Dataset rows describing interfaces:

________________

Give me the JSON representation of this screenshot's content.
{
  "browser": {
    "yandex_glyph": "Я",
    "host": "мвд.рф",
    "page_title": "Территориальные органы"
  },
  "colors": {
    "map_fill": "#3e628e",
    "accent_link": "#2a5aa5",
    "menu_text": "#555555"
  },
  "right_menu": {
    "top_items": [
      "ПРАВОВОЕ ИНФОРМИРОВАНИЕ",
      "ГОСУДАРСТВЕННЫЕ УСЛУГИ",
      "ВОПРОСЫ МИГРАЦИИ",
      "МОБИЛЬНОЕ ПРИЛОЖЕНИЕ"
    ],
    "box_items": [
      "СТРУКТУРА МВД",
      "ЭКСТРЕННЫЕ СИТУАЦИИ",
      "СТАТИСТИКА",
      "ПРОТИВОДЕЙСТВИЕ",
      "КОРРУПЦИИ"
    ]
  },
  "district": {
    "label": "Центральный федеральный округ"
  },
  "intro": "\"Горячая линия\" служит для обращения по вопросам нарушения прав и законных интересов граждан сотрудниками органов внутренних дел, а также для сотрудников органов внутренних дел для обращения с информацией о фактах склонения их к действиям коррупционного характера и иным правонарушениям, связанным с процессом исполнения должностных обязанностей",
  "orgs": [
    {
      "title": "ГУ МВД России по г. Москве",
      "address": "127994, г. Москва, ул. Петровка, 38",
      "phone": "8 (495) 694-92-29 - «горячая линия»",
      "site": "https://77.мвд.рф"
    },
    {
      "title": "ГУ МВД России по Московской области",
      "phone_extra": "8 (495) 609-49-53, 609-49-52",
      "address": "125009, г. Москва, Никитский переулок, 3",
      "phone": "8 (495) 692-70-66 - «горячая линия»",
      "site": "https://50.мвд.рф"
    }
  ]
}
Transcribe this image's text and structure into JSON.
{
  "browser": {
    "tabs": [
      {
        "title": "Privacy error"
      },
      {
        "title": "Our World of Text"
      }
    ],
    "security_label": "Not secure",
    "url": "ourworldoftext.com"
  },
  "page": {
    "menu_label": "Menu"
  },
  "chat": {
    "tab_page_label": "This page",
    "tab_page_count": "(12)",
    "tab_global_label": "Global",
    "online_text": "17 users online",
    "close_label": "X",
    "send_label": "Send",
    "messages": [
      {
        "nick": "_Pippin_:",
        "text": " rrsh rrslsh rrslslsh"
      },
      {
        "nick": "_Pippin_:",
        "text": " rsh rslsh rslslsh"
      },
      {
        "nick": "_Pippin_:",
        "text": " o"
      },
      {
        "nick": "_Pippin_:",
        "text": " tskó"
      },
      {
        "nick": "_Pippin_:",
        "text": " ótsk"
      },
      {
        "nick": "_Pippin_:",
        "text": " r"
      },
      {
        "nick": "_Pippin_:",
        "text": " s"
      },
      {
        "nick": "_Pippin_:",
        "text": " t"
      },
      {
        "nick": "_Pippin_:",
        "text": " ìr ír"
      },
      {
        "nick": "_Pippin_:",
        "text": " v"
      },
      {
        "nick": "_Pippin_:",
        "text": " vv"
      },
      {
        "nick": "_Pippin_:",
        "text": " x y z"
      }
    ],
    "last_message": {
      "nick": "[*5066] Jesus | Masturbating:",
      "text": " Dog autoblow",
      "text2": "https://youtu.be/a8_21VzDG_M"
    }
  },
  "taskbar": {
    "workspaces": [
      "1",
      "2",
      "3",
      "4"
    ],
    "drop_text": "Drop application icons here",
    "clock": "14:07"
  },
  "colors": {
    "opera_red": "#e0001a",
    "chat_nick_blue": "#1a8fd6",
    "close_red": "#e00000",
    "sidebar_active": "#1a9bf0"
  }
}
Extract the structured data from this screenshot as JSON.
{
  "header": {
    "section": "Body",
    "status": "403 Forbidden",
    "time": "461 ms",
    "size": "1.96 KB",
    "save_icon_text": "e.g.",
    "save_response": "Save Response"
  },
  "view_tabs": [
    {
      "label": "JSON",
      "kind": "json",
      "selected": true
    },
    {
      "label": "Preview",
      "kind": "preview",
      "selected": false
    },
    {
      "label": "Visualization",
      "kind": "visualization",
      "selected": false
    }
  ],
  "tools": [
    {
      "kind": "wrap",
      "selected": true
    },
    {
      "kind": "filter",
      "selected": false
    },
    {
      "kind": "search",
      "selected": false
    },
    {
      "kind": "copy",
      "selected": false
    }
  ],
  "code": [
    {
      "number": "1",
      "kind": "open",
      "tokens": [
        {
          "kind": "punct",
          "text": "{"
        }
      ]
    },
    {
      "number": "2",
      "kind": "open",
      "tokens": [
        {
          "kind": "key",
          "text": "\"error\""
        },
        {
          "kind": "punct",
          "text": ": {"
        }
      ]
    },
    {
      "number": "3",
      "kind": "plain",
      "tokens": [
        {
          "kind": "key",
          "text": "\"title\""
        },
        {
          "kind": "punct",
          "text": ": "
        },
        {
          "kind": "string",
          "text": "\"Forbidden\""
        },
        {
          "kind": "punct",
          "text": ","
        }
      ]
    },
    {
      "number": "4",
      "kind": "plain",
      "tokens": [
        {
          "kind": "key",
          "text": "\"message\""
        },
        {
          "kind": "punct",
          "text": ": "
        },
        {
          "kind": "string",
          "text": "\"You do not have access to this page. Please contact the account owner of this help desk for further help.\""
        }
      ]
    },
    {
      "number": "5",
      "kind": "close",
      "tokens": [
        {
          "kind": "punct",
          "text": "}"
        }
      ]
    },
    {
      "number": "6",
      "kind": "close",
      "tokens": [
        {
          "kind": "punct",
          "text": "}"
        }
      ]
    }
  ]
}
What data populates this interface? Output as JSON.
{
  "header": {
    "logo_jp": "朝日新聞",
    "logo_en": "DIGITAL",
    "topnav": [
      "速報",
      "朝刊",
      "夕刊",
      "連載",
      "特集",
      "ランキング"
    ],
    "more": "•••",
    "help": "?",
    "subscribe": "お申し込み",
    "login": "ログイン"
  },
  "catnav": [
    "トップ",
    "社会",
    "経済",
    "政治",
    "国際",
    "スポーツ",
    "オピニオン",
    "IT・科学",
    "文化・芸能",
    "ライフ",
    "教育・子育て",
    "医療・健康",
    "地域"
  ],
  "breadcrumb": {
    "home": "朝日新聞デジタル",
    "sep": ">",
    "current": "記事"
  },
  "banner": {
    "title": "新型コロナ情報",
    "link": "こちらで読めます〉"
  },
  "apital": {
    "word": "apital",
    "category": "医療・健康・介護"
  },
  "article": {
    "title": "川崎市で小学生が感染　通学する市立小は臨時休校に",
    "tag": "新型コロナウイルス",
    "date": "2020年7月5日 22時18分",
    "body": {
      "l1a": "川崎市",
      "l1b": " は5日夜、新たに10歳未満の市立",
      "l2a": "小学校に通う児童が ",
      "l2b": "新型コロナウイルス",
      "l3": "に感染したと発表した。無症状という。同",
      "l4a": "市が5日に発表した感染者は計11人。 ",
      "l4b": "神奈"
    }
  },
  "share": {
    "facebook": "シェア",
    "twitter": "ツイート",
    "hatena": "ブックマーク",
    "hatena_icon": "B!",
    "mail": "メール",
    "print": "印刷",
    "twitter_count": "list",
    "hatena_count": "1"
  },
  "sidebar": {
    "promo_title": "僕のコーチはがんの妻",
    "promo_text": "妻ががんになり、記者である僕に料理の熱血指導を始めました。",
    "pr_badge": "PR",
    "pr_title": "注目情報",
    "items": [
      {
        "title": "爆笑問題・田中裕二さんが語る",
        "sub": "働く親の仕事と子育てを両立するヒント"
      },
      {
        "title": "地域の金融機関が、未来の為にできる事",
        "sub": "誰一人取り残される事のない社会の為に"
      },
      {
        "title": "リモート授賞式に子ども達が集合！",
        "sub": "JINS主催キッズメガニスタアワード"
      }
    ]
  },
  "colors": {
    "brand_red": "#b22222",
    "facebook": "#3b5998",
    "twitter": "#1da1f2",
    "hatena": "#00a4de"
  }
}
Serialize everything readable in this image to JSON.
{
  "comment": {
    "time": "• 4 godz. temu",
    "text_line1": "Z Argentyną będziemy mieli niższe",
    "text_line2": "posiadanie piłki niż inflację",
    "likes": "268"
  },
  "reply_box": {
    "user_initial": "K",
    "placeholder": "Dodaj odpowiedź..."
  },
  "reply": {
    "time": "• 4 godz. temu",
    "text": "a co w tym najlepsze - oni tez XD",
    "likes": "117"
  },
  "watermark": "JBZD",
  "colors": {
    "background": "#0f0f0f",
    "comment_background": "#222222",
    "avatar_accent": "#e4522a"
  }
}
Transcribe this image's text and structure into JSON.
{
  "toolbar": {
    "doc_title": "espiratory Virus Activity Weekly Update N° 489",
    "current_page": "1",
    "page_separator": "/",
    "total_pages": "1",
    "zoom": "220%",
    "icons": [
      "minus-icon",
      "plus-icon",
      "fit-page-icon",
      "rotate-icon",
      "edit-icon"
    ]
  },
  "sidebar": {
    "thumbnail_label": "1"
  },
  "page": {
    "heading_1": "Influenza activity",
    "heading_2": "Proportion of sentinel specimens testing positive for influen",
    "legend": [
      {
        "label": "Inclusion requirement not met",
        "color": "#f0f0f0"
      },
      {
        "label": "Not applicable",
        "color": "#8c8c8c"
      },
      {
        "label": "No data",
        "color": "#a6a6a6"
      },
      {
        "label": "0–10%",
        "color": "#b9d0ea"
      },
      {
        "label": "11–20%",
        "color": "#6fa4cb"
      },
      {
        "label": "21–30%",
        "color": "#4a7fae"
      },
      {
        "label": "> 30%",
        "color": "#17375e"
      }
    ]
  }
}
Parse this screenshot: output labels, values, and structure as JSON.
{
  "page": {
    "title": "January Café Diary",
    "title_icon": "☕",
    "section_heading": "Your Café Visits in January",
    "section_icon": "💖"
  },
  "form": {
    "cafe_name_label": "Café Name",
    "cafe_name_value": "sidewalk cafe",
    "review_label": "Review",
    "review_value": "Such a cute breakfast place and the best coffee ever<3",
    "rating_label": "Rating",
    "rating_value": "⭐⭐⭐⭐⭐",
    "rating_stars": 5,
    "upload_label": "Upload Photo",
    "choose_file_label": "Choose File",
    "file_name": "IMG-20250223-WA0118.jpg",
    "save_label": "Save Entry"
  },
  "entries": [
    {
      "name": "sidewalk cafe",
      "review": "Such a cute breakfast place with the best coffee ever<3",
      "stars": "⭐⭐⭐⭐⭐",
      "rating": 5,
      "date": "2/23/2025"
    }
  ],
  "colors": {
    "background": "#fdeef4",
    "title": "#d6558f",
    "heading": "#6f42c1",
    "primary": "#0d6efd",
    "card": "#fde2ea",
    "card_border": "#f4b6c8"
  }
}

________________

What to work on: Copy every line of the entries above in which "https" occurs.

Written answer:
      "site": "https://77.мвд.рф"
      "site": "https://50.мвд.рф"
      "text2": "https://youtu.be/a8_21VzDG_M"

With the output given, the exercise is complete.